Now that the dust appears to be settling on the 2010 mid-term elections and before we start analyzing for the 2012 presidential election, let’s take a look at what all this might mean.
Observation #1: it wasn’t just the Tea Party, but independents as well. The exit polls seem to indicate a double-whammy for the party-in-power. While voters who identify with both major parties went back to 2004 norms, it was the ideological composition of the electorate that really stood out.
For the past three elections, the ideology of the U.S. electorate remained stable—20% of US voters identified themselves as liberals, 44 to 47% identified as moderates, and 32-34% identified as conservatives. This year, conservatives ran their percentage up to 41, while moderates dropped to 39. Early analysis may indicate that there were just more conservatives out there who showed up, while moderates (read independents) stayed home. But you have to look at party identification as well to make that judgment.
U.S. voters who identified themselves as Republicans went from 37% of the electorate in ’04 to 32% in ’08, reflecting disenchantment with the GOP. This year, that number rebounded to 36%, tied with the Democratic percentage, leaving 28% identifying themselves as “independent.” But again, it was independents who made the difference, and they split 60/40 to the Republicans. More on that later.
Observation #2: what happened to North Carolina’s competitive congressional districts? We thought all along that the endangered species, commonly known as Southern conservative Democrats, would be wiped out this year. Yes, South Carolina’s John Spratt was taken out, but Larry Kissell, Mike McIntyre, and Heath Shuler all survived. The surprise of the night came with Democrat Bob “Who are you!” Etheridge in the second congressional district. So maybe the Republican wave didn’t hit North Carolina as hard as we thought at the federal level, but a rip current did have an effect at the state level.
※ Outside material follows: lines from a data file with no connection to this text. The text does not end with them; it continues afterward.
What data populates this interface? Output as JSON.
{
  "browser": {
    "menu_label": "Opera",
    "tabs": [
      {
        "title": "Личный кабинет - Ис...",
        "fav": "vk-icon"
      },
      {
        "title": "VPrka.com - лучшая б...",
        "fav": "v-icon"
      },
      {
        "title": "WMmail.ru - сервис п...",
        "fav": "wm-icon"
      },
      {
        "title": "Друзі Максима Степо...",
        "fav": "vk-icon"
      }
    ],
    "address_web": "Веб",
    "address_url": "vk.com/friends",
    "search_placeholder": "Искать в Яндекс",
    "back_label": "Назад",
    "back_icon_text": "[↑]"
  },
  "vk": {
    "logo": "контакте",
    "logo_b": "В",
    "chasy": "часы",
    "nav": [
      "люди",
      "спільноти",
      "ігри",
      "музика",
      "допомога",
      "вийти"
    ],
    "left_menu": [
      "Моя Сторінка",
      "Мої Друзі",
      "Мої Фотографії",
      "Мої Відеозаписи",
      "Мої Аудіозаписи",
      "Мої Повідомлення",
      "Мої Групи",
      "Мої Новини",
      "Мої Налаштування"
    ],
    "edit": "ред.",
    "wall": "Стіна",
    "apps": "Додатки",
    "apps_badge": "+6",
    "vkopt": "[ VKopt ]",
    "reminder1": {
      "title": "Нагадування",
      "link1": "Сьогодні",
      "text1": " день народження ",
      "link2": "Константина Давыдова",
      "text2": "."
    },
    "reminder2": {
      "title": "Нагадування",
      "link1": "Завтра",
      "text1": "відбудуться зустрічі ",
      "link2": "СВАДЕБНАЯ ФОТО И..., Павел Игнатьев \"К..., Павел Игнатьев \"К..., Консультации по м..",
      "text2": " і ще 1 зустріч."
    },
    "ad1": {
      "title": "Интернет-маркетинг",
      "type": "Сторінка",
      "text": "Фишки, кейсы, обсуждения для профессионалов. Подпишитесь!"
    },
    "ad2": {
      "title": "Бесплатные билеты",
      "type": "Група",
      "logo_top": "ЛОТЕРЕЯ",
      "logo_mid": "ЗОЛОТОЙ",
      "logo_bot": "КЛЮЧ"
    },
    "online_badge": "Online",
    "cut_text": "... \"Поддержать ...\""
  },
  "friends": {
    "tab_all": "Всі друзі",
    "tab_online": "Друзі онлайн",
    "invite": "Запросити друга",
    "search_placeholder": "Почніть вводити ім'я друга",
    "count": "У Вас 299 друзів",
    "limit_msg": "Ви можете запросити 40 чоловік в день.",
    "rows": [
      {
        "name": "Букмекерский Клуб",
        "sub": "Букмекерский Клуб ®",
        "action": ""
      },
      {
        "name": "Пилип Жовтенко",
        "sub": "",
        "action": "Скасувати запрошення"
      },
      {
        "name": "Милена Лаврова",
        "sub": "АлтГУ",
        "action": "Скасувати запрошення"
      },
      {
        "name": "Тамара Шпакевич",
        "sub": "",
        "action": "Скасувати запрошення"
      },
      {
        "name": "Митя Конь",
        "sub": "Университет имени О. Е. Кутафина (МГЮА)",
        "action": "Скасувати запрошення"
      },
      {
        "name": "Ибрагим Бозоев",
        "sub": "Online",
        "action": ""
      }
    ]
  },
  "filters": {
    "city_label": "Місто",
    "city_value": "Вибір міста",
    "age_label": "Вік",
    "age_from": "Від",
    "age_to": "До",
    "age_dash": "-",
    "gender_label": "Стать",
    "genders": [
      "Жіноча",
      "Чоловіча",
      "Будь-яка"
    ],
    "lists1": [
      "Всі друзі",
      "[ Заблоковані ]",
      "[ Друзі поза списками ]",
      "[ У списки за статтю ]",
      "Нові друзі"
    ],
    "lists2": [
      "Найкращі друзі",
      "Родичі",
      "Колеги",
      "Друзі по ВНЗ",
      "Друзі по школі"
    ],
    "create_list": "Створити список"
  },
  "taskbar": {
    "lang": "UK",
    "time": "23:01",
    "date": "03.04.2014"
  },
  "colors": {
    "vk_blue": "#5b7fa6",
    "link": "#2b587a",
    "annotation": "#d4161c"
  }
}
Observation #3: the rip tide pulled the N.C. General Assembly to the GOP. It was the undercurrent of the Republican wave—most identified with Rowan County’s own 77th House District—that is the biggest news coming out of 2010. Classic swing districts like the 77th are prone to being caught up in dramatic wave elections, but this one also pulled out a number of Democrats in “lean Democratic” districts in the state house and senate. So, for the first time in 112 years, the GOP has complete control the North Carolina General Assembly.
And if there’s one election that every political party wants to win every ten years, they will always take the one that occurs in a year ending in zero: because they get to redistrict.
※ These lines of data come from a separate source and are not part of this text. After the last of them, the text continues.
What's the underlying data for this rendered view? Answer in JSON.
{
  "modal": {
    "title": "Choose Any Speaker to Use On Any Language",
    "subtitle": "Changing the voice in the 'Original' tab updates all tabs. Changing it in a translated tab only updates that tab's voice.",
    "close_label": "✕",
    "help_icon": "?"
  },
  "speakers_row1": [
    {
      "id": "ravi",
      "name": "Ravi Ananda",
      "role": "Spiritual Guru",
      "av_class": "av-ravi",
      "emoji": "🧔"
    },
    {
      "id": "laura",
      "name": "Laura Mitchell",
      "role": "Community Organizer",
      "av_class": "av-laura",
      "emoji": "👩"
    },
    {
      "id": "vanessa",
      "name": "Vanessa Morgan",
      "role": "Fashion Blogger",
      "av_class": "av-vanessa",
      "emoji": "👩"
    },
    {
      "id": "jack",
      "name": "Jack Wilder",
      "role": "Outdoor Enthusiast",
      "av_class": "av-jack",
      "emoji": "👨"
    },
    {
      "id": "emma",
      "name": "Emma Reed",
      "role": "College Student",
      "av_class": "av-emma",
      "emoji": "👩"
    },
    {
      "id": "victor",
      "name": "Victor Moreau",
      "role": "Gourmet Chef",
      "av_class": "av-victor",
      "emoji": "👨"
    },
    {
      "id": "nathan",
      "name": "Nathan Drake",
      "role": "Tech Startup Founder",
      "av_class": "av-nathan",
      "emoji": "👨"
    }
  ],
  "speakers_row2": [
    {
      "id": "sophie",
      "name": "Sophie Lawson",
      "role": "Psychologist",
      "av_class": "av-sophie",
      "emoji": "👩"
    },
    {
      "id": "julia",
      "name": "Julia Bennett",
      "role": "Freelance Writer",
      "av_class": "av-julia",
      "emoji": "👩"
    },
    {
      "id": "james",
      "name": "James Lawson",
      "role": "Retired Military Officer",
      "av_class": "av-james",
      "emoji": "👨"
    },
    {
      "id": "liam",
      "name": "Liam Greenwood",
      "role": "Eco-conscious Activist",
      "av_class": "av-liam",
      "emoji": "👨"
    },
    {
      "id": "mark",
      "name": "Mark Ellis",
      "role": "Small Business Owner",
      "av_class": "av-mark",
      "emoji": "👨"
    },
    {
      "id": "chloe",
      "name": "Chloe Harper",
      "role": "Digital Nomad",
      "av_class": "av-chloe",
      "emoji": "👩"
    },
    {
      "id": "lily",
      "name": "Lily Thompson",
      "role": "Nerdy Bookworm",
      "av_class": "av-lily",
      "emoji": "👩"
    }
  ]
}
With the power of redistricting, or redrawing the lines of the game, a political party can create “winnable” districts for their party and protect their incumbents, while at the same time making it difficult, if not impossible, for the minority party to regain majority status. In North Carolina, with the exception of getting the federal government’s approval, it’s in the hands of the GOP to redraw the lines of competition—and they will do it for their benefit. Thus, to the victor go the spoils, and this year’s spoil is gerrymandering.
One more observation: 2010 was the third “change” election we’ve seen. While Republicans had a good evening, especially at the state and local level due to mobilization and straight ticket voting, my crystal ball is giving an early hint to 2012: change may come again. If issues and concerns aren’t addressed, the American electorate (read: independents) is very willing to swing around until they find someone or some party that will address their concerns. In 2008, independents went 60/40 for Democrats—this year, they went 60/40 for Republicans. If neither party steps up to address issues, be careful of the swing in 2012.